Im not sure which edger is best. This will is the only edger i will use to get started.
Edging Sidewalks and driveways or bed edges? Will you ever install plastic edging? If so the Brown walk behind edger is top notch, granted it is over $2000 I believe, we are renting it for the time being the 10 tmes a year we use it but within a yera or two we will probably be purchasing one of them.
Im getting a stick edger to start. Becuse there cheaper and much eiser to store on a trailer. If I got a good deal on walkbehind. I would probly buy it becuse it is eiser if you have a long stretch for the first time.

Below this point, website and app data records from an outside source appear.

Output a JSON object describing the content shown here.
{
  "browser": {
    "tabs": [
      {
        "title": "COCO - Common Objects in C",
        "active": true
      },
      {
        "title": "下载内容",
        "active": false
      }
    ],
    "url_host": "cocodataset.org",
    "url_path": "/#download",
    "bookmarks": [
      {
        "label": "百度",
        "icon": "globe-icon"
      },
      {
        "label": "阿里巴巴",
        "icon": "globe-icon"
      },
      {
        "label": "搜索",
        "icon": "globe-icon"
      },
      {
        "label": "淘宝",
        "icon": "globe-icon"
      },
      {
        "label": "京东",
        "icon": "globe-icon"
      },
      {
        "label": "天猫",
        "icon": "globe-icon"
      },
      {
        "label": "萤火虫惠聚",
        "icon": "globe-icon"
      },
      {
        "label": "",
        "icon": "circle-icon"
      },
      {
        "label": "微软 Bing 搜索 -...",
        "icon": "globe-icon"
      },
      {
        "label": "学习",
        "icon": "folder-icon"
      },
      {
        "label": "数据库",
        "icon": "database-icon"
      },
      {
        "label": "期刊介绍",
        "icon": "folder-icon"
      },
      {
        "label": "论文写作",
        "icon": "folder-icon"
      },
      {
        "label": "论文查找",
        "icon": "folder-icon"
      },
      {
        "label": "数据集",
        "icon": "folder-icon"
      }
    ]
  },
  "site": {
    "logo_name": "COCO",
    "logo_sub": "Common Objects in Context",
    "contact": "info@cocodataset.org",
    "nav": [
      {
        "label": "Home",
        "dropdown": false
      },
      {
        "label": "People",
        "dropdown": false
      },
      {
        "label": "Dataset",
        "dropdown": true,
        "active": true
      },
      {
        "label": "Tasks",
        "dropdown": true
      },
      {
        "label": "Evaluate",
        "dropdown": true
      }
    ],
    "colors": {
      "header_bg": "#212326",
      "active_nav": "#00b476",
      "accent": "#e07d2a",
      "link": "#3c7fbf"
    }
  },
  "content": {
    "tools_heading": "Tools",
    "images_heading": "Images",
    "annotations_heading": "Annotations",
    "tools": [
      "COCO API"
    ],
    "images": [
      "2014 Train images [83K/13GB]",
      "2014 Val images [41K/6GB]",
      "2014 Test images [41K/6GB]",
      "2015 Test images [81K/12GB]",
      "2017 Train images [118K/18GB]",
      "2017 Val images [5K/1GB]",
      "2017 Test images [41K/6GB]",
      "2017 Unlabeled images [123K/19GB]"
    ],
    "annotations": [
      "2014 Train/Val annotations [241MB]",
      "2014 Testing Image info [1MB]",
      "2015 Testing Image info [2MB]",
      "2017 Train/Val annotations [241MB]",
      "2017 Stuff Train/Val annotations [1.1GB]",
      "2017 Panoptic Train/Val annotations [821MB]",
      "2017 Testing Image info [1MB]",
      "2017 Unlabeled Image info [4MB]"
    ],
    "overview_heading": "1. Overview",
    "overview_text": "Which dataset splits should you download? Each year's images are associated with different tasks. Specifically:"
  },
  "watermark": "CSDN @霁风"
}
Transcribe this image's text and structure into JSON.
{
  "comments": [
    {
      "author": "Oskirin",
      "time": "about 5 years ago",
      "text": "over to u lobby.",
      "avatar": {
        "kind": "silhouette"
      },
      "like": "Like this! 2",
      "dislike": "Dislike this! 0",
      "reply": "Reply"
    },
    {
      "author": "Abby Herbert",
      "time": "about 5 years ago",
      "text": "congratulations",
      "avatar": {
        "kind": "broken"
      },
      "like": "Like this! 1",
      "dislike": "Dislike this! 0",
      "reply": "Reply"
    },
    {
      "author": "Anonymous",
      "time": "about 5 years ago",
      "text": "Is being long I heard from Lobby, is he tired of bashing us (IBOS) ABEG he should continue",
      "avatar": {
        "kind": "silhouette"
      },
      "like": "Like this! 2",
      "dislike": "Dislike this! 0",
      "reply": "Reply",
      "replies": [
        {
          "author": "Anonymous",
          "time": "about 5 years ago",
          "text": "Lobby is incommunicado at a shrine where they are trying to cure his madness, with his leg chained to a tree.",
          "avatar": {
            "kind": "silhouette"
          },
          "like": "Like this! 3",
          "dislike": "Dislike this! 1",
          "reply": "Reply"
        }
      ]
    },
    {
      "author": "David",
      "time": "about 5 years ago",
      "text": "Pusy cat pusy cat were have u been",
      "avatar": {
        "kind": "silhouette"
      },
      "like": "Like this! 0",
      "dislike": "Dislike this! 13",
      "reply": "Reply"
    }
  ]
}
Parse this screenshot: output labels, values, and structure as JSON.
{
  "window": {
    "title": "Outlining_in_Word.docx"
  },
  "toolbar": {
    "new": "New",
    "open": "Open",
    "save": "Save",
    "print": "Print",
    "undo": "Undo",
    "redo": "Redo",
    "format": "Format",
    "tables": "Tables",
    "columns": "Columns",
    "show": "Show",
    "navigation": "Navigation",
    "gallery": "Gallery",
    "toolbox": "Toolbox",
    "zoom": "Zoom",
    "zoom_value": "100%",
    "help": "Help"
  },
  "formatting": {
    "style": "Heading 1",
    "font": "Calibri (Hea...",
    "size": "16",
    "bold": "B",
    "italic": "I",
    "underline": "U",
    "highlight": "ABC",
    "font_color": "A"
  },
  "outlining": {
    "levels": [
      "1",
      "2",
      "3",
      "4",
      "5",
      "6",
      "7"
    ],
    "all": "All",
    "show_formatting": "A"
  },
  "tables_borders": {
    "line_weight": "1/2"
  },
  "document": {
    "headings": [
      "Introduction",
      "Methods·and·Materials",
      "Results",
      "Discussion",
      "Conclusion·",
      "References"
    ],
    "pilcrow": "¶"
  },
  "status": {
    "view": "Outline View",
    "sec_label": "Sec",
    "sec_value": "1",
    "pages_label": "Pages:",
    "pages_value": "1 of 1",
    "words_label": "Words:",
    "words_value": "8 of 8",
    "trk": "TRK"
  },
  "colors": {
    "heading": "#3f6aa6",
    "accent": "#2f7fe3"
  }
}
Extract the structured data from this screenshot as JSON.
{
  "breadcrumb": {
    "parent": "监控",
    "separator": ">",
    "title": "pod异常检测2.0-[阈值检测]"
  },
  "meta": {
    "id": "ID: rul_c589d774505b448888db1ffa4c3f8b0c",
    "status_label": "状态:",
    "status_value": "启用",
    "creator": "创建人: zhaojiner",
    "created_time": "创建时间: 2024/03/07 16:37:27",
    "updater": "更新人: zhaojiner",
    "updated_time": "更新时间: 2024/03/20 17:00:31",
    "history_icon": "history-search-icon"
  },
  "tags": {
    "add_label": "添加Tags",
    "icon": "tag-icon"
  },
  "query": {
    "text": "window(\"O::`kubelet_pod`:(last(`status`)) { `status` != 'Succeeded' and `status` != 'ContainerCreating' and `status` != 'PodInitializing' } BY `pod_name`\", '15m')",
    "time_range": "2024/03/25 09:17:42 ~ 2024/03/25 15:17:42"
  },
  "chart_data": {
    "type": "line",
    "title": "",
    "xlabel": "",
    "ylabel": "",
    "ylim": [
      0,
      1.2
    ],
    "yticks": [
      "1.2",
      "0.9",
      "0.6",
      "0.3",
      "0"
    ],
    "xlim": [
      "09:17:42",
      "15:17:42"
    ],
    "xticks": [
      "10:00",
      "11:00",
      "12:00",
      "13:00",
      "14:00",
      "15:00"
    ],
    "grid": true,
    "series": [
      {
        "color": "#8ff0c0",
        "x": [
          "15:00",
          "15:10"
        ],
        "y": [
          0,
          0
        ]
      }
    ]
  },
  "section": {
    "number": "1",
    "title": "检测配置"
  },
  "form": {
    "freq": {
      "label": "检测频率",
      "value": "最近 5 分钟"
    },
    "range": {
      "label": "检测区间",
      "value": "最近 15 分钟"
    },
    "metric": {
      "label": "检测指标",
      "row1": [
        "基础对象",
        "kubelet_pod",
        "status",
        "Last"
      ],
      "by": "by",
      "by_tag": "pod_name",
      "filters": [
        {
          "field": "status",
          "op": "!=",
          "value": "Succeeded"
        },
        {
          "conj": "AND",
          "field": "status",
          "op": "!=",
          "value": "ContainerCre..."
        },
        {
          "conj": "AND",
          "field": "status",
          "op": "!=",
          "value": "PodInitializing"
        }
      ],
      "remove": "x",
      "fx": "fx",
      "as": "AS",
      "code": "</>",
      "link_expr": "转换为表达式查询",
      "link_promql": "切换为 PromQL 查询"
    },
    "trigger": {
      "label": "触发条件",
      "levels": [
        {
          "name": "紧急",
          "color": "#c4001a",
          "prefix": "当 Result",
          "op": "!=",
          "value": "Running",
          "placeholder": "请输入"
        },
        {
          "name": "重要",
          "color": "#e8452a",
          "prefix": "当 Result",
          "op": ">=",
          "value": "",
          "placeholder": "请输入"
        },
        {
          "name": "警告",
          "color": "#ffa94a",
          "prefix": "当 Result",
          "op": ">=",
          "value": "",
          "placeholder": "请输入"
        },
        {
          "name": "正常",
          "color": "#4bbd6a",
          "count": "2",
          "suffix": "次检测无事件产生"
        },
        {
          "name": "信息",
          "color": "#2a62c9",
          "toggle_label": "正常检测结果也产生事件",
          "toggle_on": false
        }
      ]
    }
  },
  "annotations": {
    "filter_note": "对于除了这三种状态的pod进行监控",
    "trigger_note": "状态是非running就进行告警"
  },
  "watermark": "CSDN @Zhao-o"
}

If you can find a good deal on a used little wonder wb edger, I would buy that but I am probably going to be getting a stick edger for next season. Either Echo pe 230 or 260 or Shindaiwa LE 261.
If you do not own an edger at this time, get a WALK BEHIND edger for your first edger. The reason being, is that it is much more universal than a stick edger. What I mean is you have the ability to keep edges up, AND you have the ability to do initial edges much easier. Stick edgers have their place - and they are great for quick edging when you can just quickly grab it and go. However, if you have, or are going to have any jobs where you are either doing lengthy edging (anything over 5 minutes), or if you are edging any thicker sod, that is say, more than 1 inch thick, then the wheeled edger shines. It has the power, and ease, as it takes not much more than two fingers on each hand to operate it. With a stick edger, you are constantly laboring, as you have to keep the blade pushed down into the ground, and can become rather fatiguing after awhile. I don't care WHAT stick edger you have (we use Stihl),...or how much power it has, it STILL takes work to operate. Like I say, where the STICK edger shines is it's quickness to grab and go....again, great for the small jobs. With a wheeled edger, they work great on the small jobs as well, it just takes a few seconds longer to unload and load. So, like I say, do yourself a favor, and if you're buying any ONE edger, get the wheeled edger that has the reserve power and leverage to handle the heavier initial edges, as well.
What is a good price for a walkbehind edger? Or I should ask what is an average price of a good new one. I would like one jsut dont know if I can justify the cost yet. Maybe I'll stick with a good old shoval till next year mid summer then see what I can get.
get an edgit attatchment for your line trimmer.
No offense, but an edgit is economical for keeping up an existing edge, but won't even come CLOSE to doing edging. When I see the day that a string will cut through 1 inch thick sod and slice off a slice 1 inch thick - all the while digging a nice even groove, I'll buy 3 more of them.
For a decent wheeled edger, you may be looking as low as mid 3's to low 4's. It has been found over and over again, that the McClane, such as that that is available at Home Depot, is alot of bang for the buck. These machines are excellent quality for the money, and will give you years of rugged use if maintained and treated properly. I've used them, and have one that is approx. 6 years old, now. I've kept it greased, good blades on it (saves alot of wear and tear on the unit), keep the filters clean. It runs like a charm. What first turned me on to McClane, was that my first egder was a John Deere. Guess who John Deere used for their edgers?